[[ RECORDS FOR THE EXERCISE, beginning ]]
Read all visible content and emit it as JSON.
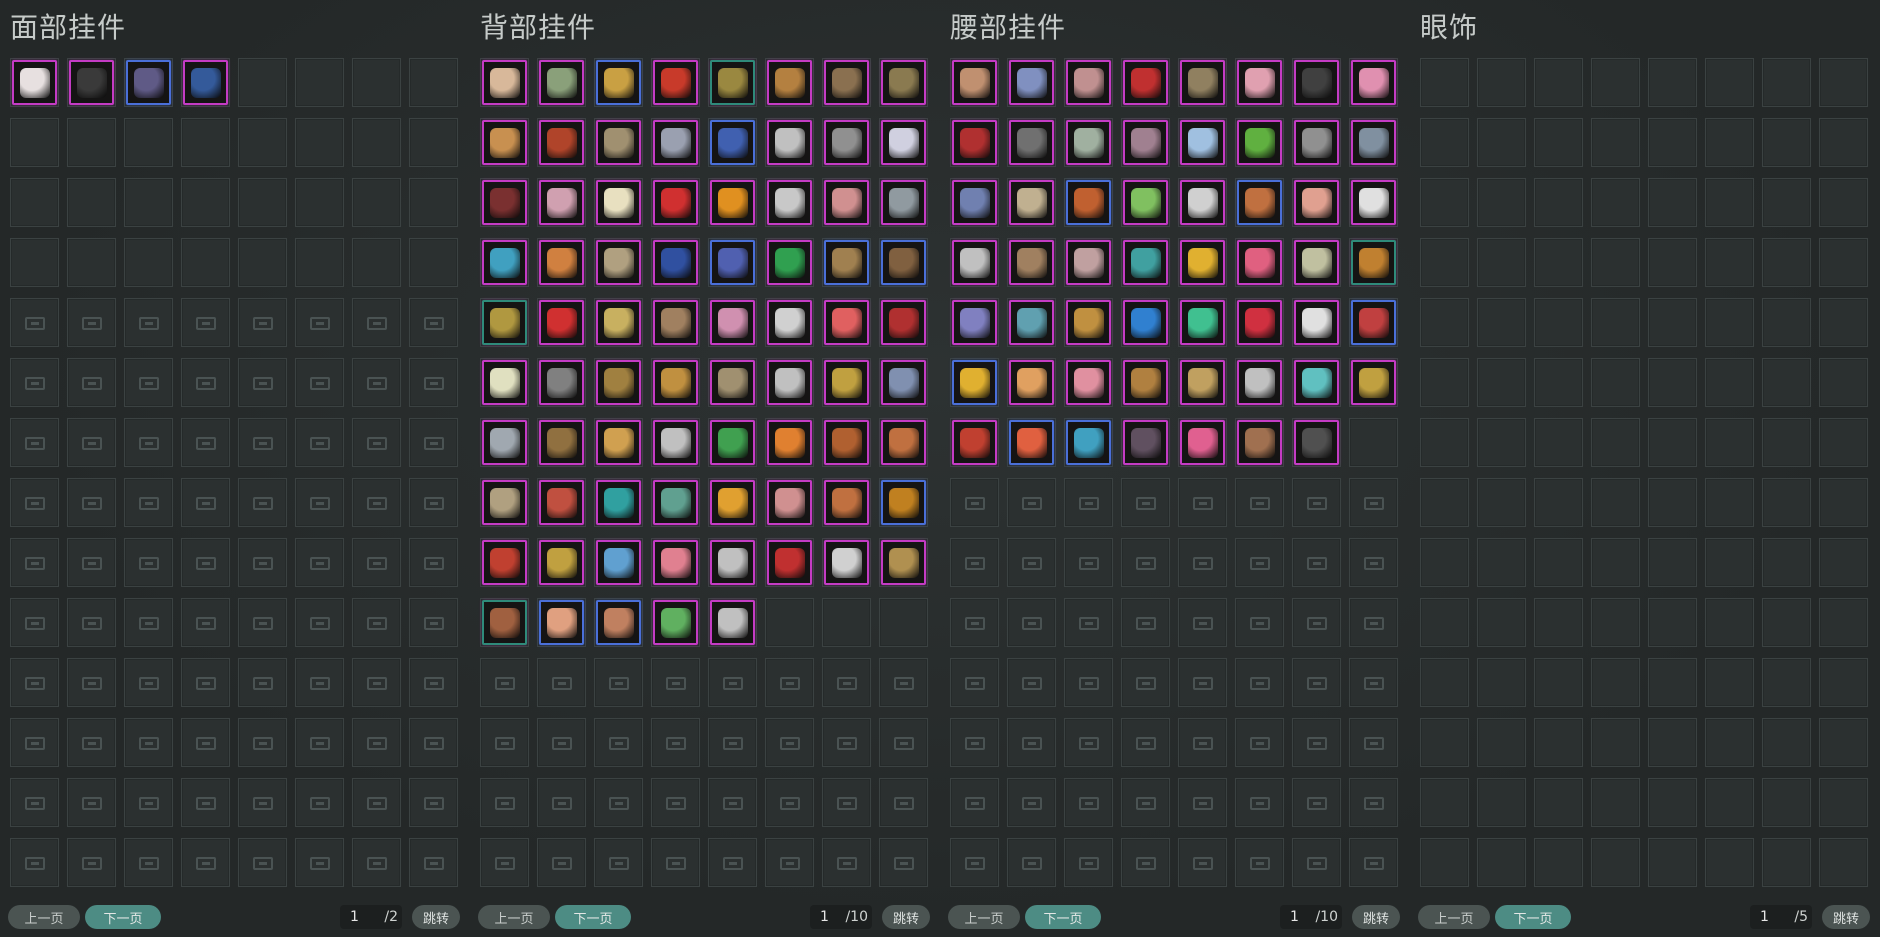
{
  "panels": [
    {
      "id": "face",
      "title": "面部挂件",
      "open_slots": 32,
      "items": [
        {
          "icon": "mask-icon",
          "c": "#e7e0e0",
          "b": "pink"
        },
        {
          "icon": "black-veil-icon",
          "c": "#3a3a3a",
          "b": "pink"
        },
        {
          "icon": "dark-wing-mask-icon",
          "c": "#5f5a86",
          "b": "blue"
        },
        {
          "icon": "blue-bird-mask-icon",
          "c": "#345a9a",
          "b": "pink"
        }
      ],
      "pager": {
        "prev": "上一页",
        "next": "下一页",
        "page": "1",
        "total": "/2",
        "jump": "跳转"
      }
    },
    {
      "id": "back",
      "title": "背部挂件",
      "open_slots": 80,
      "items": [
        {
          "icon": "doll-icon",
          "c": "#d8b89a",
          "b": "pink"
        },
        {
          "icon": "snake-ring-icon",
          "c": "#8aa07a",
          "b": "pink"
        },
        {
          "icon": "golden-bow-icon",
          "c": "#c9a043",
          "b": "blue"
        },
        {
          "icon": "parrot-icon",
          "c": "#c83a2a",
          "b": "pink"
        },
        {
          "icon": "woven-fan-icon",
          "c": "#9a8840",
          "b": "teal"
        },
        {
          "icon": "drum-icon",
          "c": "#b48040",
          "b": "pink"
        },
        {
          "icon": "branch-icon",
          "c": "#8a7050",
          "b": "pink"
        },
        {
          "icon": "crossbow-icon",
          "c": "#8a7a50",
          "b": "pink"
        },
        {
          "icon": "lantern-icon",
          "c": "#c89050",
          "b": "pink"
        },
        {
          "icon": "monkey-icon",
          "c": "#b0442a",
          "b": "pink"
        },
        {
          "icon": "spear-icon",
          "c": "#a09070",
          "b": "pink"
        },
        {
          "icon": "fan-icon",
          "c": "#9aa0b0",
          "b": "pink"
        },
        {
          "icon": "blue-globe-icon",
          "c": "#4060b0",
          "b": "blue"
        },
        {
          "icon": "flute-icon",
          "c": "#c0c0c0",
          "b": "pink"
        },
        {
          "icon": "totem-icon",
          "c": "#909090",
          "b": "pink"
        },
        {
          "icon": "crane-icon",
          "c": "#d0d0e0",
          "b": "pink"
        },
        {
          "icon": "bead-string-icon",
          "c": "#7a3030",
          "b": "pink"
        },
        {
          "icon": "flower-branch-icon",
          "c": "#d0a0b0",
          "b": "pink"
        },
        {
          "icon": "pearl-icon",
          "c": "#e8e0c0",
          "b": "pink"
        },
        {
          "icon": "red-leaf-icon",
          "c": "#d03030",
          "b": "pink"
        },
        {
          "icon": "pentagram-icon",
          "c": "#e09020",
          "b": "pink"
        },
        {
          "icon": "white-bird-icon",
          "c": "#c8c8c8",
          "b": "pink"
        },
        {
          "icon": "wind-chime-icon",
          "c": "#d09090",
          "b": "pink"
        },
        {
          "icon": "stone-disc-icon",
          "c": "#909aa0",
          "b": "pink"
        },
        {
          "icon": "kingfisher-icon",
          "c": "#40a0c0",
          "b": "pink"
        },
        {
          "icon": "parasol-icon",
          "c": "#d08040",
          "b": "pink"
        },
        {
          "icon": "lamp-icon",
          "c": "#b0a080",
          "b": "pink"
        },
        {
          "icon": "shrine-icon",
          "c": "#3050a0",
          "b": "pink"
        },
        {
          "icon": "swirl-orb-icon",
          "c": "#5060b0",
          "b": "blue"
        },
        {
          "icon": "jade-cabinet-icon",
          "c": "#30a050",
          "b": "pink"
        },
        {
          "icon": "scroll-case-icon",
          "c": "#a08050",
          "b": "blue"
        },
        {
          "icon": "barrel-icon",
          "c": "#806040",
          "b": "blue"
        },
        {
          "icon": "straw-hat-icon",
          "c": "#b09840",
          "b": "teal"
        },
        {
          "icon": "red-feather-icon",
          "c": "#d03030",
          "b": "pink"
        },
        {
          "icon": "golden-shield-icon",
          "c": "#c8b060",
          "b": "pink"
        },
        {
          "icon": "dagger-icon",
          "c": "#a08060",
          "b": "pink"
        },
        {
          "icon": "blossom-icon",
          "c": "#d090b0",
          "b": "pink"
        },
        {
          "icon": "mirror-icon",
          "c": "#d0d0d0",
          "b": "pink"
        },
        {
          "icon": "peach-icon",
          "c": "#e06060",
          "b": "pink"
        },
        {
          "icon": "red-branch-icon",
          "c": "#b03030",
          "b": "pink"
        },
        {
          "icon": "tablet-icon",
          "c": "#e0e0c0",
          "b": "pink"
        },
        {
          "icon": "black-sword-icon",
          "c": "#808080",
          "b": "pink"
        },
        {
          "icon": "spotted-bow-icon",
          "c": "#a08040",
          "b": "pink"
        },
        {
          "icon": "golden-monkey-icon",
          "c": "#c09040",
          "b": "pink"
        },
        {
          "icon": "gourd-icon",
          "c": "#a09070",
          "b": "pink"
        },
        {
          "icon": "orb-staff-icon",
          "c": "#c0c0c0",
          "b": "pink"
        },
        {
          "icon": "golden-dragon-icon",
          "c": "#c0a040",
          "b": "pink"
        },
        {
          "icon": "blue-blade-icon",
          "c": "#8090b0",
          "b": "pink"
        },
        {
          "icon": "steel-sword-icon",
          "c": "#a0a8b0",
          "b": "pink"
        },
        {
          "icon": "tent-icon",
          "c": "#907040",
          "b": "pink"
        },
        {
          "icon": "golden-fish-icon",
          "c": "#d0a050",
          "b": "pink"
        },
        {
          "icon": "plum-branch-icon",
          "c": "#c0c0c0",
          "b": "pink"
        },
        {
          "icon": "jade-spear-icon",
          "c": "#40a050",
          "b": "pink"
        },
        {
          "icon": "fire-wheel-icon",
          "c": "#e08030",
          "b": "pink"
        },
        {
          "icon": "horn-icon",
          "c": "#b06030",
          "b": "pink"
        },
        {
          "icon": "bronze-vase-icon",
          "c": "#c07040",
          "b": "pink"
        },
        {
          "icon": "toad-icon",
          "c": "#b0a080",
          "b": "pink"
        },
        {
          "icon": "girl-icon",
          "c": "#c05040",
          "b": "pink"
        },
        {
          "icon": "teal-sword-icon",
          "c": "#30a0a0",
          "b": "pink"
        },
        {
          "icon": "serpent-icon",
          "c": "#60a090",
          "b": "pink"
        },
        {
          "icon": "sun-disc-icon",
          "c": "#e0a030",
          "b": "pink"
        },
        {
          "icon": "paper-fan-icon",
          "c": "#d09090",
          "b": "pink"
        },
        {
          "icon": "kite-icon",
          "c": "#c07040",
          "b": "pink"
        },
        {
          "icon": "golden-hook-icon",
          "c": "#c08020",
          "b": "blue"
        },
        {
          "icon": "fortune-god-icon",
          "c": "#c04030",
          "b": "pink"
        },
        {
          "icon": "trident-icon",
          "c": "#c0a040",
          "b": "pink"
        },
        {
          "icon": "ice-globe-icon",
          "c": "#60a0d0",
          "b": "pink"
        },
        {
          "icon": "flower-basket-icon",
          "c": "#e08090",
          "b": "pink"
        },
        {
          "icon": "silver-dragon-icon",
          "c": "#c0c0c0",
          "b": "pink"
        },
        {
          "icon": "gift-box-icon",
          "c": "#c03030",
          "b": "pink"
        },
        {
          "icon": "pipa-icon",
          "c": "#d0d0d0",
          "b": "pink"
        },
        {
          "icon": "bamboo-icon",
          "c": "#b09050",
          "b": "pink"
        },
        {
          "icon": "backpack-icon",
          "c": "#a06040",
          "b": "teal"
        },
        {
          "icon": "boy-icon",
          "c": "#e0a080",
          "b": "blue"
        },
        {
          "icon": "baby-icon",
          "c": "#c08060",
          "b": "blue"
        },
        {
          "icon": "green-goblin-icon",
          "c": "#60b060",
          "b": "pink"
        },
        {
          "icon": "sickle-icon",
          "c": "#c0c0c0",
          "b": "pink"
        }
      ],
      "pager": {
        "prev": "上一页",
        "next": "下一页",
        "page": "1",
        "total": "/10",
        "jump": "跳转"
      }
    },
    {
      "id": "waist",
      "title": "腰部挂件",
      "open_slots": 56,
      "items": [
        {
          "icon": "tiger-plush-icon",
          "c": "#c09070",
          "b": "pink"
        },
        {
          "icon": "crossed-swords-icon",
          "c": "#8090c0",
          "b": "pink"
        },
        {
          "icon": "pouch-icon",
          "c": "#c09090",
          "b": "pink"
        },
        {
          "icon": "red-knot-icon",
          "c": "#c03030",
          "b": "pink"
        },
        {
          "icon": "owl-icon",
          "c": "#908060",
          "b": "pink"
        },
        {
          "icon": "rose-icon",
          "c": "#e0a0b0",
          "b": "pink"
        },
        {
          "icon": "dark-charm-icon",
          "c": "#404040",
          "b": "pink"
        },
        {
          "icon": "cherry-branch-icon",
          "c": "#e090b0",
          "b": "pink"
        },
        {
          "icon": "tassel-icon",
          "c": "#b03030",
          "b": "pink"
        },
        {
          "icon": "short-sword-icon",
          "c": "#707070",
          "b": "pink"
        },
        {
          "icon": "jade-pendant-icon",
          "c": "#a0b0a0",
          "b": "pink"
        },
        {
          "icon": "stone-icon",
          "c": "#a08090",
          "b": "pink"
        },
        {
          "icon": "ice-claw-icon",
          "c": "#a0c0e0",
          "b": "pink"
        },
        {
          "icon": "clover-icon",
          "c": "#60b040",
          "b": "pink"
        },
        {
          "icon": "belt-icon",
          "c": "#909090",
          "b": "pink"
        },
        {
          "icon": "armor-icon",
          "c": "#8090a0",
          "b": "pink"
        },
        {
          "icon": "charm-bag-icon",
          "c": "#7080b0",
          "b": "pink"
        },
        {
          "icon": "bell-icon",
          "c": "#c0b090",
          "b": "pink"
        },
        {
          "icon": "wine-jar-icon",
          "c": "#c06030",
          "b": "blue"
        },
        {
          "icon": "green-spoon-icon",
          "c": "#80c060",
          "b": "pink"
        },
        {
          "icon": "hairpin-icon",
          "c": "#d0d0d0",
          "b": "pink"
        },
        {
          "icon": "flute-pair-icon",
          "c": "#c07040",
          "b": "blue"
        },
        {
          "icon": "pig-face-icon",
          "c": "#e0a090",
          "b": "pink"
        },
        {
          "icon": "white-flower-icon",
          "c": "#e0e0e0",
          "b": "pink"
        },
        {
          "icon": "scissors-icon",
          "c": "#c0c0c0",
          "b": "pink"
        },
        {
          "icon": "brush-icon",
          "c": "#a08060",
          "b": "pink"
        },
        {
          "icon": "bead-chain-icon",
          "c": "#c0a0a0",
          "b": "pink"
        },
        {
          "icon": "jade-tag-icon",
          "c": "#40a0a0",
          "b": "pink"
        },
        {
          "icon": "gold-ingot-icon",
          "c": "#e0b030",
          "b": "pink"
        },
        {
          "icon": "peony-icon",
          "c": "#e06080",
          "b": "pink"
        },
        {
          "icon": "crane-feather-icon",
          "c": "#c0c0a0",
          "b": "pink"
        },
        {
          "icon": "jade-bracelet-icon",
          "c": "#c08030",
          "b": "teal"
        },
        {
          "icon": "fairy-icon",
          "c": "#8080c0",
          "b": "pink"
        },
        {
          "icon": "spirit-icon",
          "c": "#60a0b0",
          "b": "pink"
        },
        {
          "icon": "phoenix-icon",
          "c": "#c09040",
          "b": "pink"
        },
        {
          "icon": "sapphire-icon",
          "c": "#3080d0",
          "b": "pink"
        },
        {
          "icon": "jade-ring-icon",
          "c": "#40c090",
          "b": "pink"
        },
        {
          "icon": "ruby-pendant-icon",
          "c": "#d03040",
          "b": "pink"
        },
        {
          "icon": "white-fur-icon",
          "c": "#e0e0e0",
          "b": "pink"
        },
        {
          "icon": "red-jade-icon",
          "c": "#c04040",
          "b": "blue"
        },
        {
          "icon": "gold-boat-icon",
          "c": "#e0b030",
          "b": "blue"
        },
        {
          "icon": "hamster-icon",
          "c": "#e0a060",
          "b": "pink"
        },
        {
          "icon": "piglet-icon",
          "c": "#e090a0",
          "b": "pink"
        },
        {
          "icon": "wooden-box-icon",
          "c": "#b08040",
          "b": "pink"
        },
        {
          "icon": "snail-icon",
          "c": "#c0a060",
          "b": "pink"
        },
        {
          "icon": "silver-hook-icon",
          "c": "#c0c0c0",
          "b": "pink"
        },
        {
          "icon": "crystal-cluster-icon",
          "c": "#60c0c0",
          "b": "pink"
        },
        {
          "icon": "golden-key-icon",
          "c": "#c0a040",
          "b": "pink"
        },
        {
          "icon": "scroll-icon",
          "c": "#c04030",
          "b": "pink"
        },
        {
          "icon": "koi-icon",
          "c": "#e06040",
          "b": "blue"
        },
        {
          "icon": "blue-fish-icon",
          "c": "#40a0c0",
          "b": "blue"
        },
        {
          "icon": "dark-shrine-icon",
          "c": "#605060",
          "b": "pink"
        },
        {
          "icon": "pink-shell-icon",
          "c": "#e06090",
          "b": "pink"
        },
        {
          "icon": "wooden-idol-icon",
          "c": "#a07050",
          "b": "pink"
        },
        {
          "icon": "black-blade-icon",
          "c": "#505050",
          "b": "pink"
        }
      ],
      "pager": {
        "prev": "上一页",
        "next": "下一页",
        "page": "1",
        "total": "/10",
        "jump": "跳转"
      }
    },
    {
      "id": "eye",
      "title": "眼饰",
      "open_slots": 112,
      "items": [],
      "pager": {
        "prev": "上一页",
        "next": "下一页",
        "page": "1",
        "total": "/5",
        "jump": "跳转"
      }
    }
  ],
  "colors": {
    "pink_border": "#c43bc4",
    "blue_border": "#4a6fd8",
    "teal_border": "#2f8a7a",
    "next_button": "#4d8c84",
    "prev_button": "#4b5452"
  }
}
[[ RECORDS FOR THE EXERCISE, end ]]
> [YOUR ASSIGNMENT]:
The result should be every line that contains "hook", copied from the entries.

> [SOLUTION FOR THIS TASK]:
          "icon": "golden-hook-icon",
          "icon": "silver-hook-icon",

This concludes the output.